The NHS would regret the cost of limiting treatment for obesity, a group of surgeons said today.
According to a report, patients with severe obesity face premature death, disease and disability which could be prevented or eliminated by surgery.
Research by the National Bariatric Surgery Registry (NBSR) found obesity surgery treats a range of life-threatening diseases, including achieving an 86% reduction in the number of patients with type 2 diabetes.
Surgeons suggest the figures demonstrate the cost-effectiveness of early weight-loss treatment.
Data from more than 8,700 operations carried out in the NHS and private sector showed around two thirds of severely obese patients have three or more associated diseases by the time they reach surgery.
Meanwhile a third have high blood pressure, over a quarter have diabetes and nearly a fifth have high cholesterol.

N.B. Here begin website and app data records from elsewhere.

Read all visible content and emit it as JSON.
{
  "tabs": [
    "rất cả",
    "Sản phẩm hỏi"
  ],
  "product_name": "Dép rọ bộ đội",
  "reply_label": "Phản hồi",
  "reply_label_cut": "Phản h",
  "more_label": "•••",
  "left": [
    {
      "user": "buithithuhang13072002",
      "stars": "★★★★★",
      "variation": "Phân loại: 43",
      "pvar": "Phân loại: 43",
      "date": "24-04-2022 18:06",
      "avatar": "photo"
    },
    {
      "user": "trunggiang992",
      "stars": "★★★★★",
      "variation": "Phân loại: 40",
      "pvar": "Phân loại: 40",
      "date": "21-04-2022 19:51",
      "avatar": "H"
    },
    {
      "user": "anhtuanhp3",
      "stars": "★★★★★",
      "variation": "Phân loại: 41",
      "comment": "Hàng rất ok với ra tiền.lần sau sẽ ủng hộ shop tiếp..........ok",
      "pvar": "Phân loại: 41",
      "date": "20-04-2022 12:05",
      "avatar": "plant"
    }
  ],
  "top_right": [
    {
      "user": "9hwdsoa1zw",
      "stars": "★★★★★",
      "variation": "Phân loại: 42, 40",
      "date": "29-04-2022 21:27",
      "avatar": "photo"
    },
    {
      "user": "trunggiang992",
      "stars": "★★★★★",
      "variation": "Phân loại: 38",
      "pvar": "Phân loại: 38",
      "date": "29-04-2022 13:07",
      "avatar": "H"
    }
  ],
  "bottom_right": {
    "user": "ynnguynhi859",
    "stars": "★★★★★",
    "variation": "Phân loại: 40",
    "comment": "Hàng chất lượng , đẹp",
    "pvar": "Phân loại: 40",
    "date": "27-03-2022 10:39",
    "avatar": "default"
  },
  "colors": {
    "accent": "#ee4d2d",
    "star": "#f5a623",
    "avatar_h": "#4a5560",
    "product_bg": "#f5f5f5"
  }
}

Following surgery, patients who had a 12-month follow-up examination lost some 58% of excess weight. And there was improvement on all associated diseases.
After two years, 86% of those affected by diabetes prior to surgery showed no indication of the disease.
The NBSR said the cost of bariatric surgery - which includes gastric bypasses and gastric bands - is recouped within three years as obesity-associated costs are eliminated.
Bariatric surgeon Alberic Fiennes, chairman of the NBSR data committee, said: "This data shows that not only is UK bariatric surgery safe, but it successfully treats a whole range of diseases - including the rapid resolution of diabetes - yet commissioners continue to ignore the facts.
"An approach that limits treatment to a fraction of those who would benefit is one which the NHS will rue in years to come as these patients become an unsustainable burden on the health service.
"Prevention strategy alone has proved ineffective. There are at least two generations of morbidly obese patients who are now presenting with diabetes, stroke, heart disease and cancer for whom preventative measures are utterly irrelevant.
"The numbers are increasing - these people need to be treated."
David Stout, NHS Confederation Primary Care Trust (PCT) Network director, said: "It is right that surgeons should get together to start measuring the efficacy of the work they do and set the standards for services to be improved in future.
"While surgery will always be an important part of dealing with increasing obesity, the most cost effective solution is to make sure that people do not get to the stage of needing surgery in the first place.
"The National Institute for Health and Clinical Excellence (Nice) provides PCTs, and the GP consortia that will replace them, with guidance on which patients should be considered for weight-loss surgery as part of a wider strategy to address obesity.
"They also have to have public health strategies in place which encourage a healthier diet and lifestyle.
"PCTs need to balance their priorities across a wide range of services, taking into account Nice guidance in the context of local needs. But it is important that all commissioners are transparent in their decision-making."
A Department of Health spokesman said: "England has some of the highest rates of obesity in Europe - concerted effort is needed to tackle this."
Government was encouraging people to make simple changes, such as eating more fruit and vegetables, cutting down on fatty foods and being more active, the spokesman said.
"Bariatric surgery should only be considered as a last resort once weight loss schemes and exercise programmes have been tried."